TASK TO COMPLETE> Every line in the records below with the string "this" needs to be copied out.

(Records contained in a dataset)
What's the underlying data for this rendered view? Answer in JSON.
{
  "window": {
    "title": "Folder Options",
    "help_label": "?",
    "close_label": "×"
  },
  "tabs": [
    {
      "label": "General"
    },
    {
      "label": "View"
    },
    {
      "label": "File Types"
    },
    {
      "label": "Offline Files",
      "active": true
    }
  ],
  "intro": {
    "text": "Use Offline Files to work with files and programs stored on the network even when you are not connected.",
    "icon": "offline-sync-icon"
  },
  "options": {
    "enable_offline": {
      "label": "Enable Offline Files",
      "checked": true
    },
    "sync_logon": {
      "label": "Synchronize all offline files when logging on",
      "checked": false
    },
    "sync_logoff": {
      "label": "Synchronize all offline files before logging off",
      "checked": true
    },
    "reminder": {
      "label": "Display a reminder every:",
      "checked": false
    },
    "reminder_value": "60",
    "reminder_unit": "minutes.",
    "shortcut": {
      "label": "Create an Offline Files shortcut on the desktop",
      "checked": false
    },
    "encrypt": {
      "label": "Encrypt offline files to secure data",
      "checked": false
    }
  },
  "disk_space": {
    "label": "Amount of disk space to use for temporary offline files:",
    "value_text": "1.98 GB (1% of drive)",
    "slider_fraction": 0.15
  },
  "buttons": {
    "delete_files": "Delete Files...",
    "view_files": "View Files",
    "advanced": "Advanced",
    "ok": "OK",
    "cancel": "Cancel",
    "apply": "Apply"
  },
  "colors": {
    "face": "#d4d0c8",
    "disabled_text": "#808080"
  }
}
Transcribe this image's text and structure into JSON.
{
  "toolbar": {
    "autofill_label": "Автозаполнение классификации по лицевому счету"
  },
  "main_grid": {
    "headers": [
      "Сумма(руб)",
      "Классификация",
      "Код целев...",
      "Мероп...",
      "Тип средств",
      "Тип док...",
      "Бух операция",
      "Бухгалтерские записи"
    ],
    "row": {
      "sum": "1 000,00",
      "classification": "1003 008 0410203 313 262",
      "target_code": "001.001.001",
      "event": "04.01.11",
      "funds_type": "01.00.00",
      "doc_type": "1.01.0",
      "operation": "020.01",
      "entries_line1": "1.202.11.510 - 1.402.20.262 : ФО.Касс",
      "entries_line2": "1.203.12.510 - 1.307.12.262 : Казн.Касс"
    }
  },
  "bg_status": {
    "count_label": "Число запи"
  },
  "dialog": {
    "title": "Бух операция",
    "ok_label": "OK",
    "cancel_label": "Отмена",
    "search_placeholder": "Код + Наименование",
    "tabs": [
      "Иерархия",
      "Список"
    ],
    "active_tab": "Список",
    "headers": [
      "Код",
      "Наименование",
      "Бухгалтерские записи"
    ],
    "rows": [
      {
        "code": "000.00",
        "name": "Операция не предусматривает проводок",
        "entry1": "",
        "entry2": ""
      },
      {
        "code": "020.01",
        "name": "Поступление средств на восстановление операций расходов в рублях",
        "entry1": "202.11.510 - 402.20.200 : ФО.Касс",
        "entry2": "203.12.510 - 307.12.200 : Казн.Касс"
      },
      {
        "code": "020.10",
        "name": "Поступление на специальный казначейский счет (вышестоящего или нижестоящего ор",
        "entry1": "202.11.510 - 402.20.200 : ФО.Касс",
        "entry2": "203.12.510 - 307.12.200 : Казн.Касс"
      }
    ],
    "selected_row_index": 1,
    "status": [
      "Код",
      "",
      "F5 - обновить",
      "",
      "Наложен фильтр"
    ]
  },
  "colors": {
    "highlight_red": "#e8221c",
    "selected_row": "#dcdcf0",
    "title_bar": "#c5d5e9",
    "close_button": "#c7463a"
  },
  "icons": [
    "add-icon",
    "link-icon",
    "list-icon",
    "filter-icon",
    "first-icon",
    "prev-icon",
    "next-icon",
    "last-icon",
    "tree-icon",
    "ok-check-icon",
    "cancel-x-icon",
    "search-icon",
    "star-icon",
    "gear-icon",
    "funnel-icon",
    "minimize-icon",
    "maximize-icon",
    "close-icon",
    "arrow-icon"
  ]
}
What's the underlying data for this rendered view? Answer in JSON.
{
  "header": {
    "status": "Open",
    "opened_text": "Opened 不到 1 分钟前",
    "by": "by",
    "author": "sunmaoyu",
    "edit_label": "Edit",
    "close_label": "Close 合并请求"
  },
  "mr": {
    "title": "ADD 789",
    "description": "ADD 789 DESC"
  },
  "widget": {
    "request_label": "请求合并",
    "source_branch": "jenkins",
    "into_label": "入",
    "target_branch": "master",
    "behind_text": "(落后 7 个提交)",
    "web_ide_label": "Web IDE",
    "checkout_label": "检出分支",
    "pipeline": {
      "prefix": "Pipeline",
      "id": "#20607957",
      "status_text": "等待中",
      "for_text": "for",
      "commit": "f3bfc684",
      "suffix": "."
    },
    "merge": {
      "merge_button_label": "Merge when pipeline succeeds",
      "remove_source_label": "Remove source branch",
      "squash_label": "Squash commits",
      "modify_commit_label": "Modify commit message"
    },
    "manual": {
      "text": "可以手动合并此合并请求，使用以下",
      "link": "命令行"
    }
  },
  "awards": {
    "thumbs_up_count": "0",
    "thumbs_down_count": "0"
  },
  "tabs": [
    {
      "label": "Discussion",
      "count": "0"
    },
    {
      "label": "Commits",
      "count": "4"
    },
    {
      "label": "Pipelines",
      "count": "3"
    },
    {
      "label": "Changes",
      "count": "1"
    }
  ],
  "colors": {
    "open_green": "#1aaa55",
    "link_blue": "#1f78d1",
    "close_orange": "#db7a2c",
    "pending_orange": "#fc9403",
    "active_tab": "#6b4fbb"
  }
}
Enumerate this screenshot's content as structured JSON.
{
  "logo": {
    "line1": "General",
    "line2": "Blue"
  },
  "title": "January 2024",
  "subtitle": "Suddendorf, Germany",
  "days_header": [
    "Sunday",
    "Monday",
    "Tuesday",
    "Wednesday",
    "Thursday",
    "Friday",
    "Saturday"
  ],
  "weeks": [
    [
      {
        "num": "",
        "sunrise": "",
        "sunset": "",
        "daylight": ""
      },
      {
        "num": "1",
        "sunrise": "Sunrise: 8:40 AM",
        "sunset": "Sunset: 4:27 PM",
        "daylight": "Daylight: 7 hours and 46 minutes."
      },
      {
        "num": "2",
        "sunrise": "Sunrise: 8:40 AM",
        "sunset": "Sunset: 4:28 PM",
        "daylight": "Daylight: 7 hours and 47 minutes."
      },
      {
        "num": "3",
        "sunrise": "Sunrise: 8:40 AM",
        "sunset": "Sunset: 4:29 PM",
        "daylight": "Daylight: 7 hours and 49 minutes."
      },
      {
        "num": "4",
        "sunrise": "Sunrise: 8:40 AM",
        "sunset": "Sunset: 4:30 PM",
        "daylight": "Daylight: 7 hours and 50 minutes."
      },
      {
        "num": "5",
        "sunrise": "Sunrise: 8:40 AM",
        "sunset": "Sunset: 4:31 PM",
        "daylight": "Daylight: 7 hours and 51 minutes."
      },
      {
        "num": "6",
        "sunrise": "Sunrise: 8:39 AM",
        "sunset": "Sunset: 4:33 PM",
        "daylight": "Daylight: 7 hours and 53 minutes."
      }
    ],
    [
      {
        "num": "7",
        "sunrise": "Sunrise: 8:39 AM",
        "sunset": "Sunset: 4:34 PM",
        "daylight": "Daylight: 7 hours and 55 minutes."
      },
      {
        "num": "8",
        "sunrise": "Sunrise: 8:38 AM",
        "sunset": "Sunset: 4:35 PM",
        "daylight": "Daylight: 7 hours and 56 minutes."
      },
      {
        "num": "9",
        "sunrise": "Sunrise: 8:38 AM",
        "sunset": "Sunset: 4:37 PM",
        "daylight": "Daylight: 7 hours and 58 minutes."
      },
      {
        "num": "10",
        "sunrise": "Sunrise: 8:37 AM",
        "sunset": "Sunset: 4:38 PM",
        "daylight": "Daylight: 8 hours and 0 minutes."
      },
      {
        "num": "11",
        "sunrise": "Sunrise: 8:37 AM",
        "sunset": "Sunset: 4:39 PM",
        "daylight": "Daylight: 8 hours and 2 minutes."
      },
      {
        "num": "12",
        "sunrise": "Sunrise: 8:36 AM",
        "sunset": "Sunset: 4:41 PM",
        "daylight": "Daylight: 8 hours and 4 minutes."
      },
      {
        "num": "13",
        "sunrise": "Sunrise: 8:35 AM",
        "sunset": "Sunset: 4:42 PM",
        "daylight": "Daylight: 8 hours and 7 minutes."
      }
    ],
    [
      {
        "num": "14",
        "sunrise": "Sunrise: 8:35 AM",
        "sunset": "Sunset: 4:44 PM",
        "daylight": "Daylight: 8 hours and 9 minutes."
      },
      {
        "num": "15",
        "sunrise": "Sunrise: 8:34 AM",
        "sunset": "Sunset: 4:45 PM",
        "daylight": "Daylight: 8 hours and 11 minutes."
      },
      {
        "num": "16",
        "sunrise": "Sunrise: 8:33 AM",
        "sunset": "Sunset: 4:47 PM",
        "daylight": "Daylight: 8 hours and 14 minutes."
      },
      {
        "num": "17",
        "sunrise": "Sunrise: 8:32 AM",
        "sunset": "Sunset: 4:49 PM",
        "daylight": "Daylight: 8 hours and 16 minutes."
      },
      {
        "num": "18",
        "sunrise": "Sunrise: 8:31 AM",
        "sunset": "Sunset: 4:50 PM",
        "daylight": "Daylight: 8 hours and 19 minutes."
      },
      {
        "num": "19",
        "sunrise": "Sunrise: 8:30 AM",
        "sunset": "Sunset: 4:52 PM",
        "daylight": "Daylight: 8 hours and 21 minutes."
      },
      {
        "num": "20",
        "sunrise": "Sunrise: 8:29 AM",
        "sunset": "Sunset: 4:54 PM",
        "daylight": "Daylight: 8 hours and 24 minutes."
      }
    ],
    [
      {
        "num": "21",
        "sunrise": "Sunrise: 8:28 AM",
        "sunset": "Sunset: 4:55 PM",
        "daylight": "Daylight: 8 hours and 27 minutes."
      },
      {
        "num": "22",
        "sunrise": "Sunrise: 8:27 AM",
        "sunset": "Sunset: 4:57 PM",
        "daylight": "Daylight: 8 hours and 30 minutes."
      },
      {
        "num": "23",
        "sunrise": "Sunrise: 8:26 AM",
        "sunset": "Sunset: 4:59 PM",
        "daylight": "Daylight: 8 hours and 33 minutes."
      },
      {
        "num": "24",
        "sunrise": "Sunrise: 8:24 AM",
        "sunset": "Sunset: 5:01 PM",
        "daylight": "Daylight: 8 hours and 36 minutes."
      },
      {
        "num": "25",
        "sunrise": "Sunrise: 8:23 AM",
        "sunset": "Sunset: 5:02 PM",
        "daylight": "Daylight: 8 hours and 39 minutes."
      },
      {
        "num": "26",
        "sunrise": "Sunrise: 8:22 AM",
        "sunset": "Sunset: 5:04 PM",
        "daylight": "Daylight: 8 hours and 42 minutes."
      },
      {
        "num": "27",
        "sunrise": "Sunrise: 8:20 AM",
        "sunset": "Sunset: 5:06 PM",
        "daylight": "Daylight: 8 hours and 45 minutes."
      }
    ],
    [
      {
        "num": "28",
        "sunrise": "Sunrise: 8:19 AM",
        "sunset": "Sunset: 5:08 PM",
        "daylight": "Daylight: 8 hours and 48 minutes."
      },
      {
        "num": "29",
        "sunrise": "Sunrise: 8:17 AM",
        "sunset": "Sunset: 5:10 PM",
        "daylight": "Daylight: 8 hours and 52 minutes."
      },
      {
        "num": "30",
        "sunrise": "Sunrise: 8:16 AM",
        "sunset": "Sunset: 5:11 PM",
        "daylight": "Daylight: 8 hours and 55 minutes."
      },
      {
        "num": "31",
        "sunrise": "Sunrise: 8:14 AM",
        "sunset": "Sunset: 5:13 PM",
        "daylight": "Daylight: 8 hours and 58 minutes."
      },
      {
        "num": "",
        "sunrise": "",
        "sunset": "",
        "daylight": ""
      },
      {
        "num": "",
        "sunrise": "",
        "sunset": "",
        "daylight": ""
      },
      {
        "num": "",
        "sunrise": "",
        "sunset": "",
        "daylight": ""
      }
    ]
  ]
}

OUTPUT OF THE EXERCISE>
What's the underlying data for this rendered view? Answer in JSON.
Transcribe this image's text and structure into JSON.
What's the underlying data for this rendered view? Answer in JSON.
Enumerate this screenshot's content as structured JSON.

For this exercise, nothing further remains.